Has gone away
Gone away
So on and on, it will always be
Rhythm, rhyme, and harmony

Yes baby, your
Love shines, love shines tonight
Oh, don't you know your
Love shines, love shines so bright
Oh baby, your
Love shines, love shines so bright



Related Off-site Links:
Fleetwood Mac Singer-Songwriter Christine McVie Dies at 79 – The Associated Press via NPR Nes (November 30, 2022).
16 Essential Christine McVie SongsRolling Stone (November 30, 2022).
Fleetwood Mac’s Christine McVie: A Career In Photos – Robert Lang (Deadline, November 30, 2022).
Mother Earth, Musical Prodigy Or Steely Powerhouse? The Enigma of Christine McVie – Alexis Petridis (The Guardian, December 1, 2022).
A Life of Music, Laughter and “Fantastic Friends”The National Post (Canada) via Fleetwood Mac News (December 6, 2022).

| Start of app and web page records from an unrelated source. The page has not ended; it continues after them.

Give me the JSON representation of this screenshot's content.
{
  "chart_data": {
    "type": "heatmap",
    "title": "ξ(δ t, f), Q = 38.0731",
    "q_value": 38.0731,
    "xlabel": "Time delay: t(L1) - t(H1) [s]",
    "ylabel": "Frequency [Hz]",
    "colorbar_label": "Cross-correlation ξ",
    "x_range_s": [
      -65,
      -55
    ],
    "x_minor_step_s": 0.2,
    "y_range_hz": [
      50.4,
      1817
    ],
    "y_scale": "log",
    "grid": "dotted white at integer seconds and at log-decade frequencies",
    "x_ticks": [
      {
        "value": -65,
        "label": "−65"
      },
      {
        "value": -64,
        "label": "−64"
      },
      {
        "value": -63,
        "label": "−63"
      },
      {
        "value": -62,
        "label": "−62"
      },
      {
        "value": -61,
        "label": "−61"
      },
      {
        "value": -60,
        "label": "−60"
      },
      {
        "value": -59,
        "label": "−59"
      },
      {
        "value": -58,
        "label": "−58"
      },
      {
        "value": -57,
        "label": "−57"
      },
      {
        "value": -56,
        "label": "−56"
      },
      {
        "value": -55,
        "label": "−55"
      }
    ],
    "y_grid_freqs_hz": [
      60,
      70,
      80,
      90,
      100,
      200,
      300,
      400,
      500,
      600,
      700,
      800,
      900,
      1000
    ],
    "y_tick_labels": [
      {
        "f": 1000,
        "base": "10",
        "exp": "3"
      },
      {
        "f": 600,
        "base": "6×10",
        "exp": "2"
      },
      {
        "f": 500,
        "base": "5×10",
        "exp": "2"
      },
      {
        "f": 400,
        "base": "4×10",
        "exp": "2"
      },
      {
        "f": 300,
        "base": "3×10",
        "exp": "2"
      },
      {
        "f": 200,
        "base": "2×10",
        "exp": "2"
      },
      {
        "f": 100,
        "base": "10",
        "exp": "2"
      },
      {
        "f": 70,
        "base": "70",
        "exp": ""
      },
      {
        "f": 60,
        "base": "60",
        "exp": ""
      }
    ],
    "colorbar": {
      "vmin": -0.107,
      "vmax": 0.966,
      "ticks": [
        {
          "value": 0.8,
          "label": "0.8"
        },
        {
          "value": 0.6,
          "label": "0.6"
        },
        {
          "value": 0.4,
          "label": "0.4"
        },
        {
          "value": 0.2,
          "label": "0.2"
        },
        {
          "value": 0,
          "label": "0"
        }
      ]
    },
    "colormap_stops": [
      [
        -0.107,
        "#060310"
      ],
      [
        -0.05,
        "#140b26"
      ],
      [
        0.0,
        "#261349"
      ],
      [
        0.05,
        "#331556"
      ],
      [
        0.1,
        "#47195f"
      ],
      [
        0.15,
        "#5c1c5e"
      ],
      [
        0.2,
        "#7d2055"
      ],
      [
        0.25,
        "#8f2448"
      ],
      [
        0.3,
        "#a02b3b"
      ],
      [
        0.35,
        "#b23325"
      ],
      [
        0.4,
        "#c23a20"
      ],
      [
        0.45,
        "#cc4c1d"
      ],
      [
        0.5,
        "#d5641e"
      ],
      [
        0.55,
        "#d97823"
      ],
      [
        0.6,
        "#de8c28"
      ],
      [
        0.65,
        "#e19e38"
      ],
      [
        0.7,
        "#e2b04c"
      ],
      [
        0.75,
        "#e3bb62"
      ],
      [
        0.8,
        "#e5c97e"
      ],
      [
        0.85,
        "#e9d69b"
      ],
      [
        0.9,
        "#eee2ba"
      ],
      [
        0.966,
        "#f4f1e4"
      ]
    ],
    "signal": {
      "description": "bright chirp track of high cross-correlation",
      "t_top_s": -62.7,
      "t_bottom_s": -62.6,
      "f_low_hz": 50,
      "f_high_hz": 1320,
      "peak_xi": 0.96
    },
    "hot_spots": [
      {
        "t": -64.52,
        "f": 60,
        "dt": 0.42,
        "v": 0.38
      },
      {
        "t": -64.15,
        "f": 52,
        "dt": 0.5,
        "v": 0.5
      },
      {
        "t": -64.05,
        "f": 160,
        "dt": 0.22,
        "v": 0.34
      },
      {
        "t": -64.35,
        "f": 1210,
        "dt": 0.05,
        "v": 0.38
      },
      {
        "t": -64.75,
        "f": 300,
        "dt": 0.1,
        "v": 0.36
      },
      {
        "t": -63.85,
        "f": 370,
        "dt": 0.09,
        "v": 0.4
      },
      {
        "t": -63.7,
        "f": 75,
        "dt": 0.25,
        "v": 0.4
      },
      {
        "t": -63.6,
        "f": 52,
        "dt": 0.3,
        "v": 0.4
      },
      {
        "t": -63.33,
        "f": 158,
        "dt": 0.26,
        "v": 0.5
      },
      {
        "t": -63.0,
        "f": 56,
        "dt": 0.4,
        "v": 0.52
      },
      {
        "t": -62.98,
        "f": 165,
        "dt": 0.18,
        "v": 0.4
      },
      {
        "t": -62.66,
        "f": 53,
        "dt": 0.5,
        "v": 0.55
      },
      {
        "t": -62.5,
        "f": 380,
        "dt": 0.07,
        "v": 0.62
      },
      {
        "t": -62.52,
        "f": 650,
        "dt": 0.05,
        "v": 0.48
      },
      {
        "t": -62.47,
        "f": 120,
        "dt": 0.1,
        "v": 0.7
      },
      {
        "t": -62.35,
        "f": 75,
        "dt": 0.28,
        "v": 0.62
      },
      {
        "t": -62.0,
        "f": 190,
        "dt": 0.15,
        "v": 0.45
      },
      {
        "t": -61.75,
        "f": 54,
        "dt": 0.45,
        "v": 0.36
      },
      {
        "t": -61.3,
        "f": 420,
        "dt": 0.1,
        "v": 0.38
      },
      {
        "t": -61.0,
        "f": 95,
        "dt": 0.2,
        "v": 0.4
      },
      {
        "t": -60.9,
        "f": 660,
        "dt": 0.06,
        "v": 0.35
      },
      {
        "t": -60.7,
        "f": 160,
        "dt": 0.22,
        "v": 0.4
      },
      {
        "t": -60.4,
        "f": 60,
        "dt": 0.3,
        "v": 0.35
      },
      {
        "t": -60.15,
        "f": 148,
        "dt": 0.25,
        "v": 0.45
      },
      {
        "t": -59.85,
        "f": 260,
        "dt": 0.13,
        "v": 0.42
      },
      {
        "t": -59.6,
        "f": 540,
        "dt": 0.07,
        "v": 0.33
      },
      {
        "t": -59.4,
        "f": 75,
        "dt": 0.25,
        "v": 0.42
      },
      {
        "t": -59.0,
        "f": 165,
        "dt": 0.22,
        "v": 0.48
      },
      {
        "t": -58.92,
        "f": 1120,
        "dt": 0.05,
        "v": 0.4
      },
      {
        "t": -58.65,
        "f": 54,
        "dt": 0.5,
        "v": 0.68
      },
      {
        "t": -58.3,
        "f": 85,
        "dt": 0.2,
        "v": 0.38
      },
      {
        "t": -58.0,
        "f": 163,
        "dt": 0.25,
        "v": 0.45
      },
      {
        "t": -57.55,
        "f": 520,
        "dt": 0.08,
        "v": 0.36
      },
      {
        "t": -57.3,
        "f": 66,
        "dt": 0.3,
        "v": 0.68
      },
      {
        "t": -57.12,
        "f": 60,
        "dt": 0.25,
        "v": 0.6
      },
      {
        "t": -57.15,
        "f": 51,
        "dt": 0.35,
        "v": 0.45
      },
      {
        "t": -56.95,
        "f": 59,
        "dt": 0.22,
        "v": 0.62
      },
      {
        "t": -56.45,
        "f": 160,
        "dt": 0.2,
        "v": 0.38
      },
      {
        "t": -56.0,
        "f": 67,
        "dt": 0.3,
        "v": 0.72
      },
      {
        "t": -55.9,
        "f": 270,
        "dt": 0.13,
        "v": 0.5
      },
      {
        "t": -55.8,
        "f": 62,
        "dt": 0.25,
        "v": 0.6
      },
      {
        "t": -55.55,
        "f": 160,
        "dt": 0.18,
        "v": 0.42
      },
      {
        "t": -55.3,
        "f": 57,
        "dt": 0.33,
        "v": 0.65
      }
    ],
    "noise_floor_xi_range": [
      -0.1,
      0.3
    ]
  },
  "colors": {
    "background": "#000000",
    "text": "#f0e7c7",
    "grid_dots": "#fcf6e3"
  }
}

See also the previous Wild Reed posts:
Christine McVie, 1943-2022
Fleetwood Mac’s “Seven Wonders”: My Theme Song for 1987

Previously featured musicians at The Wild Reed:
Dusty Springfield | David Bowie | Kate Bush | Maxwell | Buffy Sainte-Marie | Prince | Frank Ocean | Maria Callas | Loreena McKennitt | Rosanne Cash | Petula Clark | Wendy Matthews | Darren Hayes | Jenny Morris | Gil Scott-Heron | Shirley Bassey | Rufus Wainwright | Kiki Dee | Suede | Marianne Faithfull | Dionne Warwick | Seal | Sam Sparro | Wanda Jackson | Engelbert Humperdinck | Pink Floyd | Carl Anderson | The Church | Enrique Iglesias | Yvonne Elliman | Lenny Kravitz | Helen Reddy | Stephen Gately | Judith Durham | Nat King Cole | Emmylou Harris | Bobbie Gentry | Russell Elliot | BØRNS | Hozier | Enigma | Moby (featuring the Banks Brothers) | Cat Stevens | Chrissy Amphlett | Jon Stevens | Nada Surf | Tom Goss (featuring Matt Alber) | Autoheart | Scissor Sisters | Mavis Staples | Claude Chalhoub | Cass Elliot | Duffy | The Cruel Sea | Wall of Voodoo | Loretta Lynn and Jack White | Foo Fighters | 1927 | Kate Ceberano | Tee Set | Joan Baez | Wet, Wet, Wet | Stephen “Tin Tin” Duffy | Fleetwood Mac | Jane Clifton | Australian Crawl | Pet Shop Boys | Marty Rhone | Josef Salvat | Kiki Dee and Carmelo Luggeri | Aquilo | The Breeders | Tony Enos | Tupac Shakur | Nakhane Touré | Al Green | Donald Glover/Childish Gambino | Josh Garrels | Stromae | Damiyr Shuford | Vaudou Game | Yotha Yindi and The Treaty Project | Lil Nas X | Daby Touré | Sheku Kanneh-Mason | Susan Boyle | D’Angelo | Little Richard | Black Pumas | Mbemba Diebaté | Judie Tzuke | Seckou Keita | Rahsaan Patterson | Black | Ash Dargan | ABBA | The KLF and Tammy Wynette | Luke James and Samoht | Julee Cruise | Olivia Newton-John | Dyllón Burnside


No comments: